Assigned task:
Look over the material for the string "initials". Copy every line where it turns up.
(Data supplied)
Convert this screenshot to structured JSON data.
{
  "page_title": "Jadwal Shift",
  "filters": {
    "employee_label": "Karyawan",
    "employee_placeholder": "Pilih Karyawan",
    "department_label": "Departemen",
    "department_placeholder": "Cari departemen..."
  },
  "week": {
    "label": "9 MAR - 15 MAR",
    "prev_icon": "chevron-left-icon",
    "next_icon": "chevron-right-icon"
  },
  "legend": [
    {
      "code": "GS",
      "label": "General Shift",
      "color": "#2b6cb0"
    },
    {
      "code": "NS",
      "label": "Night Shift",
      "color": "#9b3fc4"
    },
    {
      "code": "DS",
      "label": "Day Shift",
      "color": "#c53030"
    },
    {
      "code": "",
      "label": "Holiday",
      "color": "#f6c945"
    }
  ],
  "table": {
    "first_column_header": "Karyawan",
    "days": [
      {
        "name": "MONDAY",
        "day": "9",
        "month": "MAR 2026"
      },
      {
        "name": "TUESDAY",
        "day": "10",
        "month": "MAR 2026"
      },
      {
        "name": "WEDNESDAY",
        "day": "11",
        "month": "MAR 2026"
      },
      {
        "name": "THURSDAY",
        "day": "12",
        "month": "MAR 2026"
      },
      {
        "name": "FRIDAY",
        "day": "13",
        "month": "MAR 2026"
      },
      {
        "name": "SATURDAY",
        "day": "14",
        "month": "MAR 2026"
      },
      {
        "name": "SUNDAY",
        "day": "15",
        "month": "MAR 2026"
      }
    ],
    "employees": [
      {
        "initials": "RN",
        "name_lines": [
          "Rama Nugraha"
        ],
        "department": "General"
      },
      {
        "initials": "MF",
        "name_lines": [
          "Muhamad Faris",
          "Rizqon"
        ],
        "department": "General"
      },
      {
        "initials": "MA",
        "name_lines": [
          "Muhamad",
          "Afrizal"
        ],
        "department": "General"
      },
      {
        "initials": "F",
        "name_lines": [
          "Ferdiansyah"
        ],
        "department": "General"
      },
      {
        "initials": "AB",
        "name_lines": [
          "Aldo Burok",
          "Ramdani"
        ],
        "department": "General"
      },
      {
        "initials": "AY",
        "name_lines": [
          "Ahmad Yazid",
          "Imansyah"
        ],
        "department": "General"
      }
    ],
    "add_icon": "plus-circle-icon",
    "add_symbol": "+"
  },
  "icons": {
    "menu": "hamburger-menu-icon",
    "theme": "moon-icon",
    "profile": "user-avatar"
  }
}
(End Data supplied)
Solution to this problem:
        "initials": "RN",
        "initials": "MF",
        "initials": "MA",
        "initials": "F",
        "initials": "AB",
        "initials": "AY",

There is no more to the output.